# Excerpted data
#####

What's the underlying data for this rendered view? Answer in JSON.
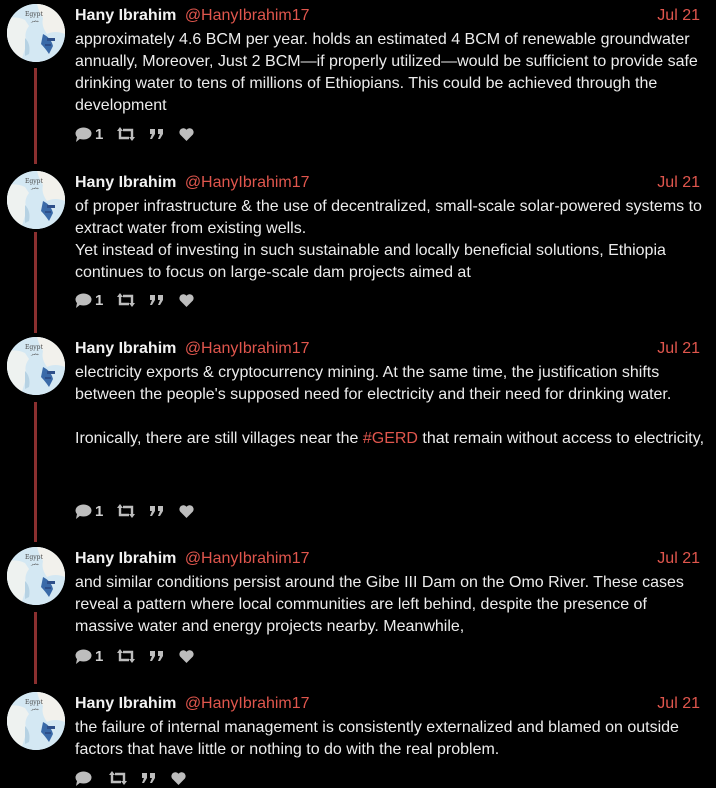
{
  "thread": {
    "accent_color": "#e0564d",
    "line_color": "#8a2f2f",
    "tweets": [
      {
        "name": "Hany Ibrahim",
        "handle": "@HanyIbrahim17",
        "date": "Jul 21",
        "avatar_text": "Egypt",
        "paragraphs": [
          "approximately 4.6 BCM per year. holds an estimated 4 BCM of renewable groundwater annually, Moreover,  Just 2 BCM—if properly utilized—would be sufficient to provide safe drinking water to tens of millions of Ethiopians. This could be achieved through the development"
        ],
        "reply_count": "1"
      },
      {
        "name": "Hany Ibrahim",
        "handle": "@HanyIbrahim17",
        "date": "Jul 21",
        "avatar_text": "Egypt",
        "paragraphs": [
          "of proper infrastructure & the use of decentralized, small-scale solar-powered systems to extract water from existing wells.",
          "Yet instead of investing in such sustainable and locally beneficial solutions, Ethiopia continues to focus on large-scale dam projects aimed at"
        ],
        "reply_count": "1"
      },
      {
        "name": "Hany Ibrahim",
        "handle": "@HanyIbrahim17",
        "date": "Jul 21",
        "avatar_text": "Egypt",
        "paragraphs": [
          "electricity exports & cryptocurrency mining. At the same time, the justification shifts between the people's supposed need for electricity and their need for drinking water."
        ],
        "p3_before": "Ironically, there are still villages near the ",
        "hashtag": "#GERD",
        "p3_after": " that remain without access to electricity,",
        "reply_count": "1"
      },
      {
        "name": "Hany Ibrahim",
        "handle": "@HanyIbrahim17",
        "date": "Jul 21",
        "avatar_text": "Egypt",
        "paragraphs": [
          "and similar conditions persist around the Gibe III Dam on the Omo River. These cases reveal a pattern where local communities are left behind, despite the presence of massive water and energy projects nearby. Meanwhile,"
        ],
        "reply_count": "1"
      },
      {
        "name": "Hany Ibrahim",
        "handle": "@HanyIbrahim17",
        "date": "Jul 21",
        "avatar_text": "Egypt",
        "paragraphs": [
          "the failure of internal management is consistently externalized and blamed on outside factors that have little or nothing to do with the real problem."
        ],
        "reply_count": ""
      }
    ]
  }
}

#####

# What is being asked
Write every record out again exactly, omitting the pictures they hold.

# Response to the exercise
What's the underlying data for this rendered view? Answer in JSON.
{
  "thread": {
    "accent_color": "#e0564d",
    "line_color": "#8a2f2f",
    "tweets": [
      {
        "name": "Hany Ibrahim",
        "handle": "@HanyIbrahim17",
        "date": "Jul 21",
        "avatar_text": "Egypt",
        "paragraphs": [
          "approximately 4.6 BCM per year. holds an estimated 4 BCM of renewable groundwater annually, Moreover,  Just 2 BCM—if properly utilized—would be sufficient to provide safe drinking water to tens of millions of Ethiopians. This could be achieved through the development"
        ],
        "reply_count": "1"
      },
      {
        "name": "Hany Ibrahim",
        "handle": "@HanyIbrahim17",
        "date": "Jul 21",
        "avatar_text": "Egypt",
        "paragraphs": [
          "of proper infrastructure & the use of decentralized, small-scale solar-powered systems to extract water from existing wells.",
          "Yet instead of investing in such sustainable and locally beneficial solutions, Ethiopia continues to focus on large-scale dam projects aimed at"
        ],
        "reply_count": "1"
      },
      {
        "name": "Hany Ibrahim",
        "handle": "@HanyIbrahim17",
        "date": "Jul 21",
        "avatar_text": "Egypt",
        "paragraphs": [
          "electricity exports & cryptocurrency mining. At the same time, the justification shifts between the people's supposed need for electricity and their need for drinking water."
        ],
        "p3_before": "Ironically, there are still villages near the ",
        "hashtag": "#GERD",
        "p3_after": " that remain without access to electricity,",
        "reply_count": "1"
      },
      {
        "name": "Hany Ibrahim",
        "handle": "@HanyIbrahim17",
        "date": "Jul 21",
        "avatar_text": "Egypt",
        "paragraphs": [
          "and similar conditions persist around the Gibe III Dam on the Omo River. These cases reveal a pattern where local communities are left behind, despite the presence of massive water and energy projects nearby. Meanwhile,"
        ],
        "reply_count": "1"
      },
      {
        "name": "Hany Ibrahim",
        "handle": "@HanyIbrahim17",
        "date": "Jul 21",
        "avatar_text": "Egypt",
        "paragraphs": [
          "the failure of internal management is consistently externalized and blamed on outside factors that have little or nothing to do with the real problem."
        ],
        "reply_count": ""
      }
    ]
  }
}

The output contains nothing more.